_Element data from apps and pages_
******
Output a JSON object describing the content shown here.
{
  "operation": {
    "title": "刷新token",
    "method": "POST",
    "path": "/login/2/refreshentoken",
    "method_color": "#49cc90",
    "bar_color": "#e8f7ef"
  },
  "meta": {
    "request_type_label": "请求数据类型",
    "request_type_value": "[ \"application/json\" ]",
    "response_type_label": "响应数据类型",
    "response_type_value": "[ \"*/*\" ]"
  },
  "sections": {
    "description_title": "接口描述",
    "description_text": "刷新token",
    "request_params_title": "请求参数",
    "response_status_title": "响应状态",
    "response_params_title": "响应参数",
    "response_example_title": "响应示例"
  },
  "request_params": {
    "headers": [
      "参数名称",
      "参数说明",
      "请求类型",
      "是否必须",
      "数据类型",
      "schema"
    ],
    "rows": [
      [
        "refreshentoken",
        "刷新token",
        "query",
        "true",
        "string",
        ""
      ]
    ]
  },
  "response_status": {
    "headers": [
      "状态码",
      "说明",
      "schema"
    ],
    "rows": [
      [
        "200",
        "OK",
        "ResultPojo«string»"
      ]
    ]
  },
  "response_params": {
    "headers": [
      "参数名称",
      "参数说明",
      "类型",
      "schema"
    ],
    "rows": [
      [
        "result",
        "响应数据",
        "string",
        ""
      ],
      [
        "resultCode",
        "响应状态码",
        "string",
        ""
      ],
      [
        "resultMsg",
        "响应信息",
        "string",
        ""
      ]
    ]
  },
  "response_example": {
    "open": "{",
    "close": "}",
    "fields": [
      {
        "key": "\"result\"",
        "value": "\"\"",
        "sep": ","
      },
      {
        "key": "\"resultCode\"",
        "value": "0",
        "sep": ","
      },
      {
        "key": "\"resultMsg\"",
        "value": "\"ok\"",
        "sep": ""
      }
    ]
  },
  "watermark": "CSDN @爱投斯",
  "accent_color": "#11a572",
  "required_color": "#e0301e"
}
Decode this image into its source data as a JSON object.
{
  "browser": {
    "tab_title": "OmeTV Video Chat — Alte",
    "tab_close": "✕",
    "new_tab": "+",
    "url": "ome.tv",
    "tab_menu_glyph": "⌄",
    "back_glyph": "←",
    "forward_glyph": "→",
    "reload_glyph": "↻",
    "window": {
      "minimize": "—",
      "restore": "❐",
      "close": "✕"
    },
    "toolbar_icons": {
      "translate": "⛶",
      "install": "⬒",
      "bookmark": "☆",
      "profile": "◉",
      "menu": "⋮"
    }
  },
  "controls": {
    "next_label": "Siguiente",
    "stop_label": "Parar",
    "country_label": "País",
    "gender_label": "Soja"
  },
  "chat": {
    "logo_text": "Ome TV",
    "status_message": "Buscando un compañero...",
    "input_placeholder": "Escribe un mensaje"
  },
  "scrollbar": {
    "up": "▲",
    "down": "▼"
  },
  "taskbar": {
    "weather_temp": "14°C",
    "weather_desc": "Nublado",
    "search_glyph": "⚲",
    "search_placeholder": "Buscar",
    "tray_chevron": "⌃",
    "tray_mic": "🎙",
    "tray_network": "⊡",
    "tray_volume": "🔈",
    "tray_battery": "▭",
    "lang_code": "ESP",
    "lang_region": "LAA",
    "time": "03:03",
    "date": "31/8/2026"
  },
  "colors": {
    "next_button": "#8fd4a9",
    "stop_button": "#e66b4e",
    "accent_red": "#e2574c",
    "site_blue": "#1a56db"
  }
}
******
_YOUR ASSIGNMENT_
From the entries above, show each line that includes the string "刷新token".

_OUTPUT OF THE EXERCISE_
    "title": "刷新token",
    "description_text": "刷新token",
        "刷新token",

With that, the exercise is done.